(Saved entries)
════
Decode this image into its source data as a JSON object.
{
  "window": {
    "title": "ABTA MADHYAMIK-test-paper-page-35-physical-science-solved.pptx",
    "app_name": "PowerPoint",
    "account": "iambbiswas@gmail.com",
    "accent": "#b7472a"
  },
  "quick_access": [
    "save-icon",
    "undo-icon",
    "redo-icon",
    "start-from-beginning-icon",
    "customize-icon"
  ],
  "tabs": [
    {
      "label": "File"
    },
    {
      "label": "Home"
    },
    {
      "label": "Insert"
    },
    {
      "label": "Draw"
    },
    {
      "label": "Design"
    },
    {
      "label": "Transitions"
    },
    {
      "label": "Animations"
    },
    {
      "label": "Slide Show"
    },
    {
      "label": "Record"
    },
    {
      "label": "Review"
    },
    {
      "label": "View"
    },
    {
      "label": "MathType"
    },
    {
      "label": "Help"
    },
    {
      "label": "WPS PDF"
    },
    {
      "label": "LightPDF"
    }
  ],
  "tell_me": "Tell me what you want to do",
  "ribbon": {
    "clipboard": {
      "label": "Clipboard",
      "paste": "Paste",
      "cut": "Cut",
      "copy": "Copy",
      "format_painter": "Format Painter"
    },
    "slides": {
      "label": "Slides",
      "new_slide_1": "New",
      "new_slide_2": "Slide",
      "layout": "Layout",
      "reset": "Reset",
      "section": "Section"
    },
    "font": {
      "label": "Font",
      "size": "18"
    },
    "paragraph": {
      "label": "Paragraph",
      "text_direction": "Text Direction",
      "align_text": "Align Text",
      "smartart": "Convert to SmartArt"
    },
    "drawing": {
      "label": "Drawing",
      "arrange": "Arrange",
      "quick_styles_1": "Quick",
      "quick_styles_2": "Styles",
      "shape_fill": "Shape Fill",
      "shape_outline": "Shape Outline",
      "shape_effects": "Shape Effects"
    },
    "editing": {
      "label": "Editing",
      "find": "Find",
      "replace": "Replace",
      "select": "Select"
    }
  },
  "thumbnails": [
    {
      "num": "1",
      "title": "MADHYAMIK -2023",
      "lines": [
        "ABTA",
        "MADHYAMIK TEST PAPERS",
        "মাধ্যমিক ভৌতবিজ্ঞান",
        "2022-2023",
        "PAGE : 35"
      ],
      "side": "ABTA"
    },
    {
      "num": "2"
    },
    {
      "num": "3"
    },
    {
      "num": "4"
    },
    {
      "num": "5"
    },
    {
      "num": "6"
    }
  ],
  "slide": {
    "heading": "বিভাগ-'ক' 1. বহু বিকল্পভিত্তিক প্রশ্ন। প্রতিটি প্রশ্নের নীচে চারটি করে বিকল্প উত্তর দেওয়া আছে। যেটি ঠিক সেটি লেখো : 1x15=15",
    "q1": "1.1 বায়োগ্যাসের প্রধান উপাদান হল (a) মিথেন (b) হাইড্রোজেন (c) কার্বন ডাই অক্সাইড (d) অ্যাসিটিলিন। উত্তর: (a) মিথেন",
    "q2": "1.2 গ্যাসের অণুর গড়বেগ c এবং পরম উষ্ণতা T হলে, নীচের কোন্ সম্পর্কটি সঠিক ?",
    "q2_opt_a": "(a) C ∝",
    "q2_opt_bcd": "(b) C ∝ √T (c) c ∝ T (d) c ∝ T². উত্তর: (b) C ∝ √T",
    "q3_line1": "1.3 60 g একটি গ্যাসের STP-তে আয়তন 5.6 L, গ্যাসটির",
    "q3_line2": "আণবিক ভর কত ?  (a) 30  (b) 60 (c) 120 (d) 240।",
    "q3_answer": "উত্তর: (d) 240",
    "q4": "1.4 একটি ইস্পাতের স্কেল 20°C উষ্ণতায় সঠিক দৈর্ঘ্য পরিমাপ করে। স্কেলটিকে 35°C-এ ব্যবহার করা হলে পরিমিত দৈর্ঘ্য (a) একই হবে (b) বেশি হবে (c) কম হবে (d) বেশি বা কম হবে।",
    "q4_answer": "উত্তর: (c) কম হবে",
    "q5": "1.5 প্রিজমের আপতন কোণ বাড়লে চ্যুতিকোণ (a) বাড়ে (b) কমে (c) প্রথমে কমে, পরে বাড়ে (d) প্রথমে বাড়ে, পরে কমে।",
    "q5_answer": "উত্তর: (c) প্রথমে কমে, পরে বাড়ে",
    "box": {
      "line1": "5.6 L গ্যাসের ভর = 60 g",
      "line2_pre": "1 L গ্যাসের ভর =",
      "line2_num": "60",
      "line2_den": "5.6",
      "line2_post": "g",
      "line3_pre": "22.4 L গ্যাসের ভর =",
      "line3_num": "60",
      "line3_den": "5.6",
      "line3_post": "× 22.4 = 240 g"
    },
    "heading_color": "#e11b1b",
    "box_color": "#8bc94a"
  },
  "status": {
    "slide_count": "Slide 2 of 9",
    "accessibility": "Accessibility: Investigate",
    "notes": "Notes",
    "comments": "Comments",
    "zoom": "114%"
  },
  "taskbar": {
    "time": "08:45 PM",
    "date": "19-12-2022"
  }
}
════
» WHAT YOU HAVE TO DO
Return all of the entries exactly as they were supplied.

» EXPECTED ANSWER
Decode this image into its source data as a JSON object.
{
  "window": {
    "title": "ABTA MADHYAMIK-test-paper-page-35-physical-science-solved.pptx",
    "app_name": "PowerPoint",
    "account": "iambbiswas@gmail.com",
    "accent": "#b7472a"
  },
  "quick_access": [
    "save-icon",
    "undo-icon",
    "redo-icon",
    "start-from-beginning-icon",
    "customize-icon"
  ],
  "tabs": [
    {
      "label": "File"
    },
    {
      "label": "Home"
    },
    {
      "label": "Insert"
    },
    {
      "label": "Draw"
    },
    {
      "label": "Design"
    },
    {
      "label": "Transitions"
    },
    {
      "label": "Animations"
    },
    {
      "label": "Slide Show"
    },
    {
      "label": "Record"
    },
    {
      "label": "Review"
    },
    {
      "label": "View"
    },
    {
      "label": "MathType"
    },
    {
      "label": "Help"
    },
    {
      "label": "WPS PDF"
    },
    {
      "label": "LightPDF"
    }
  ],
  "tell_me": "Tell me what you want to do",
  "ribbon": {
    "clipboard": {
      "label": "Clipboard",
      "paste": "Paste",
      "cut": "Cut",
      "copy": "Copy",
      "format_painter": "Format Painter"
    },
    "slides": {
      "label": "Slides",
      "new_slide_1": "New",
      "new_slide_2": "Slide",
      "layout": "Layout",
      "reset": "Reset",
      "section": "Section"
    },
    "font": {
      "label": "Font",
      "size": "18"
    },
    "paragraph": {
      "label": "Paragraph",
      "text_direction": "Text Direction",
      "align_text": "Align Text",
      "smartart": "Convert to SmartArt"
    },
    "drawing": {
      "label": "Drawing",
      "arrange": "Arrange",
      "quick_styles_1": "Quick",
      "quick_styles_2": "Styles",
      "shape_fill": "Shape Fill",
      "shape_outline": "Shape Outline",
      "shape_effects": "Shape Effects"
    },
    "editing": {
      "label": "Editing",
      "find": "Find",
      "replace": "Replace",
      "select": "Select"
    }
  },
  "thumbnails": [
    {
      "num": "1",
      "title": "MADHYAMIK -2023",
      "lines": [
        "ABTA",
        "MADHYAMIK TEST PAPERS",
        "মাধ্যমিক ভৌতবিজ্ঞান",
        "2022-2023",
        "PAGE : 35"
      ],
      "side": "ABTA"
    },
    {
      "num": "2"
    },
    {
      "num": "3"
    },
    {
      "num": "4"
    },
    {
      "num": "5"
    },
    {
      "num": "6"
    }
  ],
  "slide": {
    "heading": "বিভাগ-'ক' 1. বহু বিকল্পভিত্তিক প্রশ্ন। প্রতিটি প্রশ্নের নীচে চারটি করে বিকল্প উত্তর দেওয়া আছে। যেটি ঠিক সেটি লেখো : 1x15=15",
    "q1": "1.1 বায়োগ্যাসের প্রধান উপাদান হল (a) মিথেন (b) হাইড্রোজেন (c) কার্বন ডাই অক্সাইড (d) অ্যাসিটিলিন। উত্তর: (a) মিথেন",
    "q2": "1.2 গ্যাসের অণুর গড়বেগ c এবং পরম উষ্ণতা T হলে, নীচের কোন্ সম্পর্কটি সঠিক ?",
    "q2_opt_a": "(a) C ∝",
    "q2_opt_bcd": "(b) C ∝ √T (c) c ∝ T (d) c ∝ T². উত্তর: (b) C ∝ √T",
    "q3_line1": "1.3 60 g একটি গ্যাসের STP-তে আয়তন 5.6 L, গ্যাসটির",
    "q3_line2": "আণবিক ভর কত ?  (a) 30  (b) 60 (c) 120 (d) 240।",
    "q3_answer": "উত্তর: (d) 240",
    "q4": "1.4 একটি ইস্পাতের স্কেল 20°C উষ্ণতায় সঠিক দৈর্ঘ্য পরিমাপ করে। স্কেলটিকে 35°C-এ ব্যবহার করা হলে পরিমিত দৈর্ঘ্য (a) একই হবে (b) বেশি হবে (c) কম হবে (d) বেশি বা কম হবে।",
    "q4_answer": "উত্তর: (c) কম হবে",
    "q5": "1.5 প্রিজমের আপতন কোণ বাড়লে চ্যুতিকোণ (a) বাড়ে (b) কমে (c) প্রথমে কমে, পরে বাড়ে (d) প্রথমে বাড়ে, পরে কমে।",
    "q5_answer": "উত্তর: (c) প্রথমে কমে, পরে বাড়ে",
    "box": {
      "line1": "5.6 L গ্যাসের ভর = 60 g",
      "line2_pre": "1 L গ্যাসের ভর =",
      "line2_num": "60",
      "line2_den": "5.6",
      "line2_post": "g",
      "line3_pre": "22.4 L গ্যাসের ভর =",
      "line3_num": "60",
      "line3_den": "5.6",
      "line3_post": "× 22.4 = 240 g"
    },
    "heading_color": "#e11b1b",
    "box_color": "#8bc94a"
  },
  "status": {
    "slide_count": "Slide 2 of 9",
    "accessibility": "Accessibility: Investigate",
    "notes": "Notes",
    "comments": "Comments",
    "zoom": "114%"
  },
  "taskbar": {
    "time": "08:45 PM",
    "date": "19-12-2022"
  }
}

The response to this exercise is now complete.